ULAFig6 Nominal Thrust: 24,750 lb
Specific Impulse: 465.5 seconds
Fuel/Oxidizer: Liquid Hydrogen/Liquid Oxygen
Length: 86.5 in (stowed); 163.5 in (deployed)
Diameter (nozzle extension): 84.5 in
Weight: 664 lb

Fairings protect the payload once the payload is encapsulated through the boost phase of flight. The 5m-diameter composite fairing is of bisector design and comes in two standard lengths. The 14.3 m (47 ft) fairing is used on the Delta IV M+(5,2) and M+(5,4). The 19.1 m (62.7 ft) fairing is used on the Delta IV Heavy.

The 5m metallic trisector fairing (the baseline for heritage government programs) is a modified version of the flight-proven Titan IV aluminum isogrid fairing designed and manufactured by Boeing. All PLFs are configured for off-pad payload encapsulation to enhance payload safety and security and to minimize on-pad time.

The advanced technology and capabilities of the 6.5 ton WGS-4 satellite, with solar-power wings spanning 134 feet, will prove to be an immensely crucial asset for MILSATCOM needs, with access at speeds up to 2.8 gigabits per second. For UAV/UAS ISR missions, the increased communications capacity — thanks to the bypass feature that enables two uplink and two downlinks for 3x normal channel bandwidth — brings a much wider pipeline into strategic play.

ULAFig7 Mr. Jim Sponnick, the vice president of mission operations for United Launch Alliance, said, “WGS was the first constellation of satellites to launch on both Delta 4 and Atlas 5 vehicles since the formation of ULA. We’re honored to have worked closely with our Air Force partners in integrating and launching these important WGS satellites. Our ability to integrate and launch satellites successfully and efficiently on two launch systems to provide operational flexibility was a primary reason that ULA was formed.”

Mr. Mark Spiwak, the WGS program director for WGS at Boeing, stated, “WGS is the DOD’s highest capacity communications satellite system. These satellites provide tremendous operational flexibility to deliver the needed capacity, coverage and connectivity in support of demanding operational scenarios. Everyday WGS helps save and improve the lives of users worldwide. This launch (is) another important step in advancing these capabilities.”

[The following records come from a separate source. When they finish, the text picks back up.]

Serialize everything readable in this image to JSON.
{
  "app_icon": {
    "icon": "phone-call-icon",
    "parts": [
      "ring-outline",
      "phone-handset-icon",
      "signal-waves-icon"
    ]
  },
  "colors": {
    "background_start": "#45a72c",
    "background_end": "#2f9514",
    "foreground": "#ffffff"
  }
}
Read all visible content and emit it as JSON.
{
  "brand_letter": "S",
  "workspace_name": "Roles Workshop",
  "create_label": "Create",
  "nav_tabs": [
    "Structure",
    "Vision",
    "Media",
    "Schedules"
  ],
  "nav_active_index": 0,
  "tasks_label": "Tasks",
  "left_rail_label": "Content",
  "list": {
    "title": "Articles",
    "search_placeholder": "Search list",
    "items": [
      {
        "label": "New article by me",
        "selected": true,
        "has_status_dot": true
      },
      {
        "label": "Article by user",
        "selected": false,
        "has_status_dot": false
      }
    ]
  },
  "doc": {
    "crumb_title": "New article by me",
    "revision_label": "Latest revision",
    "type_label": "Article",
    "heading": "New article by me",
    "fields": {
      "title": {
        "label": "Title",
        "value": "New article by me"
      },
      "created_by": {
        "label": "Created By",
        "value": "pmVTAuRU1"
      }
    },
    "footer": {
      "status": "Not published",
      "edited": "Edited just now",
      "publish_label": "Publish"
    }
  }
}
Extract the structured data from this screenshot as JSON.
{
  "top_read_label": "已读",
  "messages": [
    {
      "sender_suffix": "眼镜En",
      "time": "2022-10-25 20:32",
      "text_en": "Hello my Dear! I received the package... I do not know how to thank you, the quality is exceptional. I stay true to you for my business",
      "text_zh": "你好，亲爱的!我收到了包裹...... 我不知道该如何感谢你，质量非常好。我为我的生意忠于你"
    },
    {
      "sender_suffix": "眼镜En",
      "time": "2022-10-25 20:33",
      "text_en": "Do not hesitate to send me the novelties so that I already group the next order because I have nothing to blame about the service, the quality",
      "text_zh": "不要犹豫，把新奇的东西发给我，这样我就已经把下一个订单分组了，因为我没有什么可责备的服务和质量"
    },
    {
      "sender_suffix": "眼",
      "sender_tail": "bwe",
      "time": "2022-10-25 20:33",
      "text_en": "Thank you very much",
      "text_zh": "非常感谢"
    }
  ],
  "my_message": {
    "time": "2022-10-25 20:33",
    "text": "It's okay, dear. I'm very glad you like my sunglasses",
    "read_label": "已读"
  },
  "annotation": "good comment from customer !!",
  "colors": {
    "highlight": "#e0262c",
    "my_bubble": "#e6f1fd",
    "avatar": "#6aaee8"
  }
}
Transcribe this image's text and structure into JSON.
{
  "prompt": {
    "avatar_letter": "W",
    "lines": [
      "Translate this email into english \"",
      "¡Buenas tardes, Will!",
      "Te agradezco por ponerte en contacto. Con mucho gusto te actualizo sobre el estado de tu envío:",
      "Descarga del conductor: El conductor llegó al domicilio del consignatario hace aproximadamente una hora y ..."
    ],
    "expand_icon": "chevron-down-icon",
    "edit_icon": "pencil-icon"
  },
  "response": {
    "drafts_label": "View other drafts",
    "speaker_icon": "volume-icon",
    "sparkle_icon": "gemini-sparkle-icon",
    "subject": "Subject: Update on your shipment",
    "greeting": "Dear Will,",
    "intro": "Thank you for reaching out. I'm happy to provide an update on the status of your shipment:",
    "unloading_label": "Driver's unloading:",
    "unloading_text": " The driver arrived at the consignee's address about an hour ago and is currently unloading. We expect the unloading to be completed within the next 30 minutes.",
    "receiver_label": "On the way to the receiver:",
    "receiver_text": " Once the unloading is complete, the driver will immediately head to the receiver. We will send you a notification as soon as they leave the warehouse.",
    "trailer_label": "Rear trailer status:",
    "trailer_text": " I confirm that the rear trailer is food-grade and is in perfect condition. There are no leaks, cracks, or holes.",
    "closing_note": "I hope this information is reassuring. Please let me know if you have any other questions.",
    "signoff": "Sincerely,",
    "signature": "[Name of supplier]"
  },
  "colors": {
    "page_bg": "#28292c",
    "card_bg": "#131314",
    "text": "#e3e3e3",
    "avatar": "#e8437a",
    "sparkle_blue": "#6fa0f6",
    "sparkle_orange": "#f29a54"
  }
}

Mr. Dave Madden, the director of the Military Satellite Communications System Directorate at the U.S.A.F.’s Space and Missile Center, noted, “WGS provides critical operation and situational awareness information to the warfighter. I want to thank Boeing and the work they have done to give us a first-class quality satellite that’s going to be a critical add to our constellation.”

Go Boeing! Go United Launch Alliance. Go WGS!

Editors’ Note:
We wish to thank Boeing and United Launch Alliance for their presentations regarding the WGS and WGS-4 satellites and the Delta IV launch vehicle, from which the contents of this article were assembled by the editors. All imagery is courtesy of Boeing and/or United Launch Alliance.